Below is a set of records; reproduce them exactly without their pictures.

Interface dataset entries

______

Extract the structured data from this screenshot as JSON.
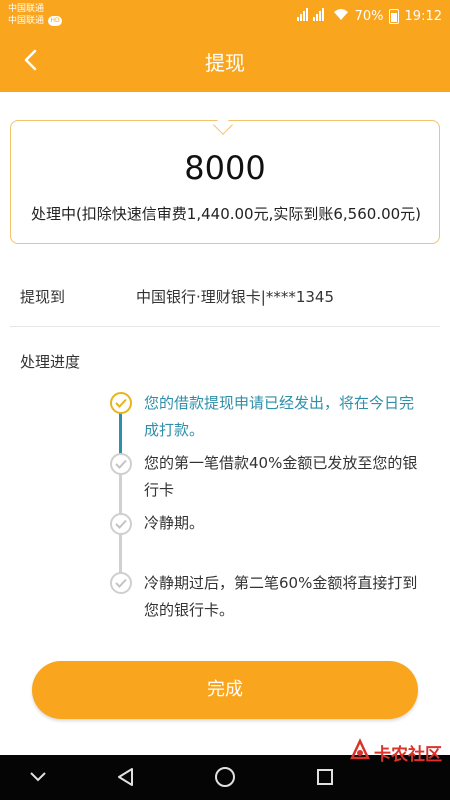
{
  "status_bar": {
    "carrier_1": "中国联通",
    "carrier_2": "中国联通",
    "carrier_badge": "HD",
    "battery": "70%",
    "time": "19:12"
  },
  "header": {
    "title": "提现"
  },
  "amount_card": {
    "amount": "8000",
    "fee_note": "处理中(扣除快速信审费1,440.00元,实际到账6,560.00元)"
  },
  "withdraw_to": {
    "label": "提现到",
    "value": "中国银行·理财银卡|****1345"
  },
  "progress": {
    "label": "处理进度",
    "steps": [
      {
        "text": "您的借款提现申请已经发出，将在今日完成打款。",
        "active": true
      },
      {
        "text": "您的第一笔借款40%金额已发放至您的银行卡",
        "active": false
      },
      {
        "text": "冷静期。",
        "active": false
      },
      {
        "text": "冷静期过后，第二笔60%金额将直接打到您的银行卡。",
        "active": false
      }
    ]
  },
  "done_button": {
    "label": "完成"
  },
  "watermark": {
    "text": "卡农社区"
  },
  "colors": {
    "brand": "#f9a51e",
    "active_step": "#2e8fa8",
    "check_active": "#e9b41b"
  }
}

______

Task output:
Extract the structured data from this screenshot as JSON.
{
  "status_bar": {
    "carrier_1": "中国联通",
    "carrier_2": "中国联通",
    "carrier_badge": "HD",
    "battery": "70%",
    "time": "19:12"
  },
  "header": {
    "title": "提现"
  },
  "amount_card": {
    "amount": "8000",
    "fee_note": "处理中(扣除快速信审费1,440.00元,实际到账6,560.00元)"
  },
  "withdraw_to": {
    "label": "提现到",
    "value": "中国银行·理财银卡|****1345"
  },
  "progress": {
    "label": "处理进度",
    "steps": [
      {
        "text": "您的借款提现申请已经发出，将在今日完成打款。",
        "active": true
      },
      {
        "text": "您的第一笔借款40%金额已发放至您的银行卡",
        "active": false
      },
      {
        "text": "冷静期。",
        "active": false
      },
      {
        "text": "冷静期过后，第二笔60%金额将直接打到您的银行卡。",
        "active": false
      }
    ]
  },
  "done_button": {
    "label": "完成"
  },
  "watermark": {
    "text": "卡农社区"
  },
  "colors": {
    "brand": "#f9a51e",
    "active_step": "#2e8fa8",
    "check_active": "#e9b41b"
  }
}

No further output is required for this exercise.